The claim file at issue relates to the underlying action in this case. In that underlying action, the Appellate Division held that Mr. Jin could not amend his answer to deny ownership. Therefore, Mr. Jin was stuck admitting ownership of the subject property and thus, legally had an insurable interest at the time of the accident. If Mr. Jin had an insurable interest, defendant insurers basis for denying coverage based on lack of ownership should be disclosed.
The insurance claim file - as it relates to all aspects of the disclaimer -- is material and necessary in understanding why defendant insurer "denied coverage on the basis that Mr. Jin had no insurable interest in light of the Appellate Division decision stating that he admitted owning the property. Although claim files generally contain privileged information, an exception exists when there is a potential for bad faith by the insurer (Woodson v Am. Transit Ins. Co., 280 AD2d 328, 328-29, 720 NYS2d 467 [1st Dept 2001], [holding that "[T]he insurer may not use the attorney-client or work product privilege to shield from disclosure material relevant to the insured's bad faith action"]).
Here, the Court cannot overlook the discrepancy between the defendant's action in disclaiming coverage and the Appellate Division decision holding that Jin could not deny that he owned the property.
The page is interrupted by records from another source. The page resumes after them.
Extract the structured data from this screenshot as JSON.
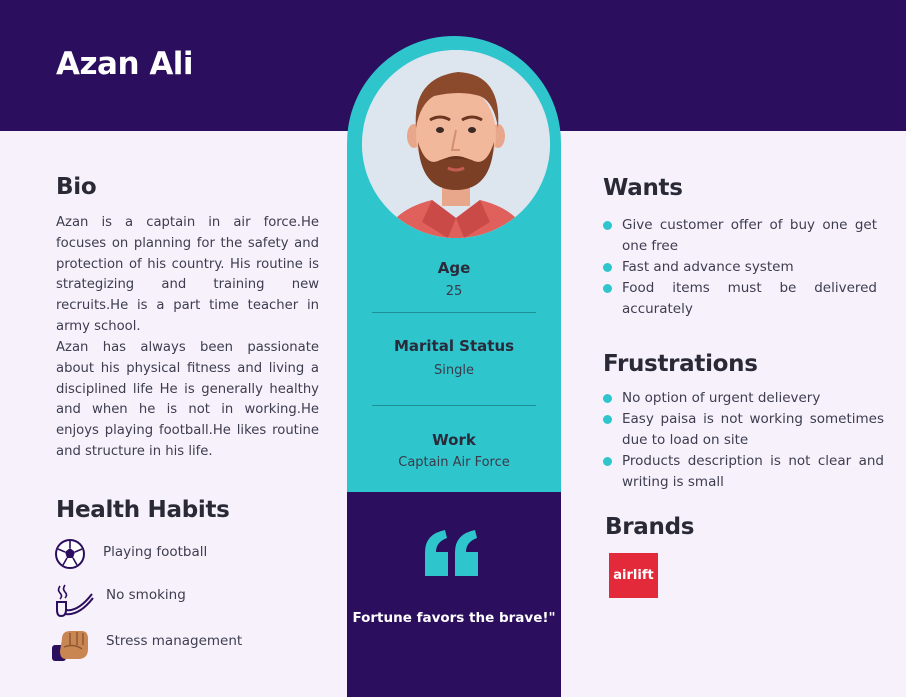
{
  "persona": {
    "name": "Azan Ali"
  },
  "stats": [
    {
      "label": "Age",
      "value": "25"
    },
    {
      "label": "Marital Status",
      "value": "Single"
    },
    {
      "label": "Work",
      "value": "Captain Air Force"
    }
  ],
  "quote": {
    "text": "Fortune favors the brave!\""
  },
  "bio": {
    "title": "Bio",
    "paragraphs": [
      "Azan is a captain in  air force.He focuses on planning for the safety and protection of his country. His routine is strategizing and training new recruits.He is a part time teacher in army school.",
      "Azan has always been passionate about his physical fitness and living a disciplined life He is generally healthy and when he is not in working.He enjoys playing football.He likes routine and structure in his life."
    ]
  },
  "health_habits": {
    "title": "Health Habits",
    "items": [
      {
        "label": "Playing football",
        "icon": "football-icon"
      },
      {
        "label": "No smoking",
        "icon": "pipe-icon"
      },
      {
        "label": "Stress management",
        "icon": "fist-icon"
      }
    ]
  },
  "wants": {
    "title": "Wants",
    "items": [
      "Give customer offer of buy one get one free",
      "Fast and advance system",
      "Food items must be delivered accurately"
    ]
  },
  "frustrations": {
    "title": "Frustrations",
    "items": [
      "No option of urgent delievery",
      "Easy paisa is not working sometimes due to load on site",
      "Products description is not  clear and writing is small"
    ]
  },
  "brands": {
    "title": "Brands",
    "logos": [
      {
        "name": "airlift",
        "color": "#e32a3b"
      }
    ]
  },
  "colors": {
    "navy": "#2b0e5d",
    "teal": "#2ec5cc",
    "background": "#f7f1fb"
  }
}
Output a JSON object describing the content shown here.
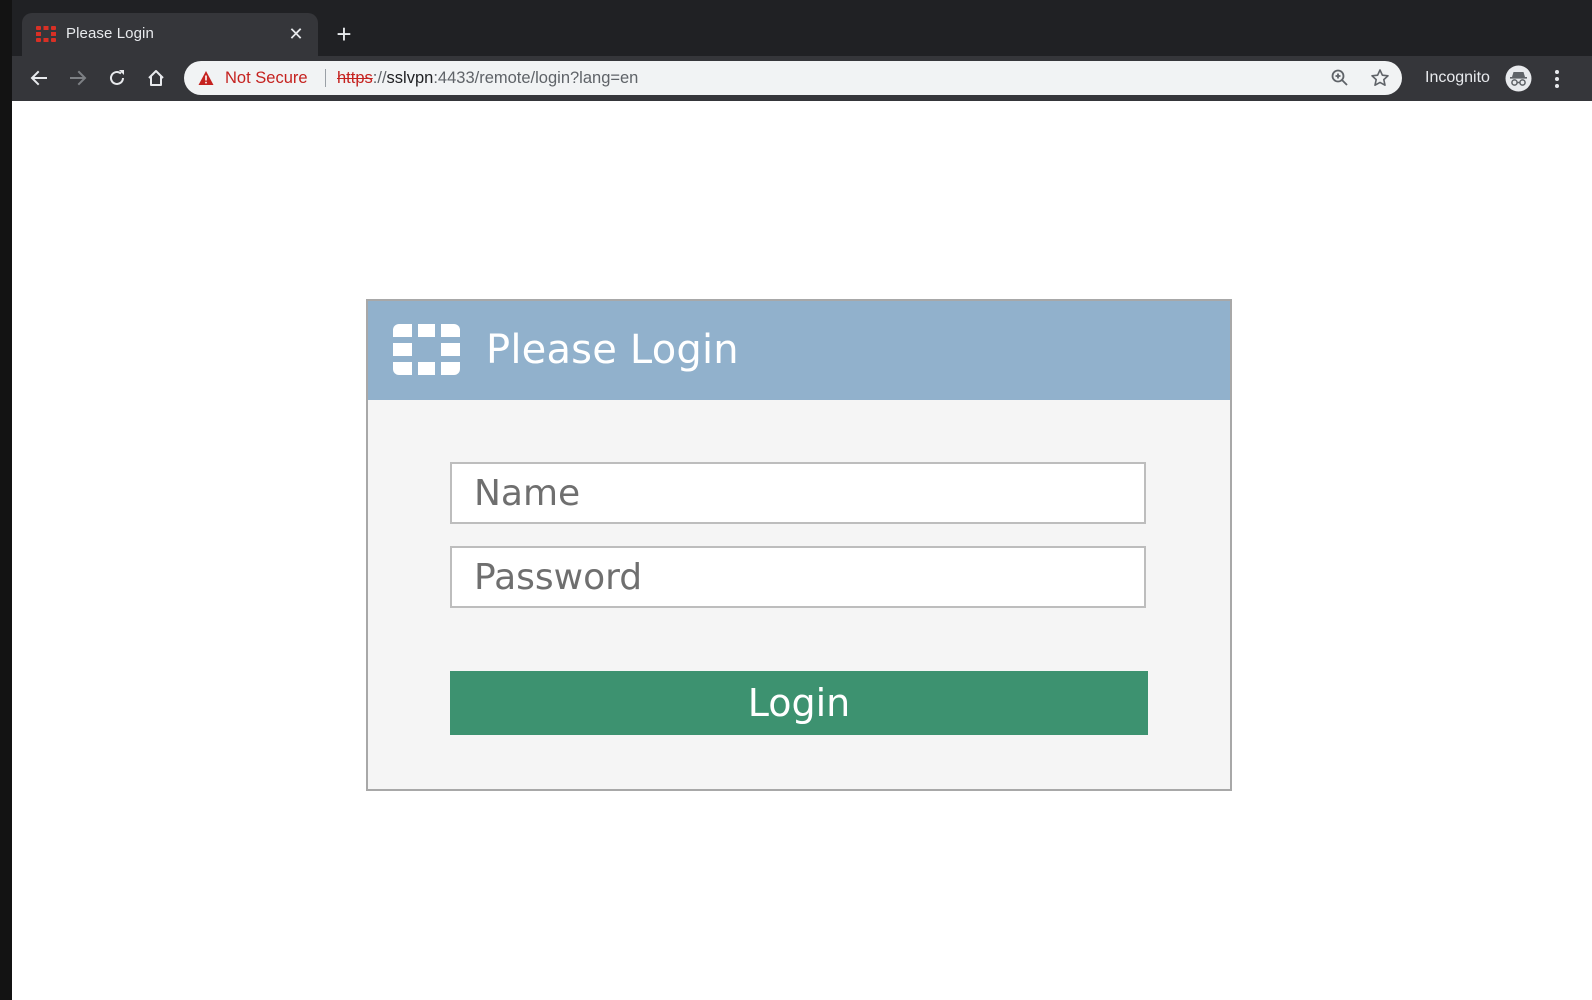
{
  "browser": {
    "tab": {
      "title": "Please Login",
      "close_glyph": "✕"
    },
    "new_tab_glyph": "+",
    "omnibox": {
      "security_label": "Not Secure",
      "url_scheme": "https",
      "url_separator": "://",
      "url_host": "sslvpn",
      "url_rest": ":4433/remote/login?lang=en"
    },
    "profile_label": "Incognito",
    "colors": {
      "insecure_red": "#c5221f",
      "toolbar": "#35363a",
      "tabstrip": "#202124"
    },
    "icons": [
      "back-arrow-icon",
      "forward-arrow-icon",
      "reload-icon",
      "home-icon",
      "warning-icon",
      "zoom-icon",
      "star-icon",
      "incognito-icon",
      "kebab-menu-icon"
    ]
  },
  "login": {
    "title": "Please Login",
    "name_placeholder": "Name",
    "password_placeholder": "Password",
    "submit_label": "Login",
    "colors": {
      "header": "#91b1cc",
      "button": "#3d9270",
      "card_bg": "#f5f5f5"
    }
  }
}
The insurance file as it relates to all aspects of the disclaimer is necessary in understanding this discrepancy and therefore must be produced within thirty days.
The parties are directed to appear for a conference on July 30, 2019 at 2:15 p.m.
Accordingly it is hereby
ORDERED that defendant's motion for a protective order is denied and it is further
ORDERED that defendant must produce all portions of the insurance file relating to the disclaimer within 30 days. 6/4/19
ARLENE P. BLUTH, J.S.C.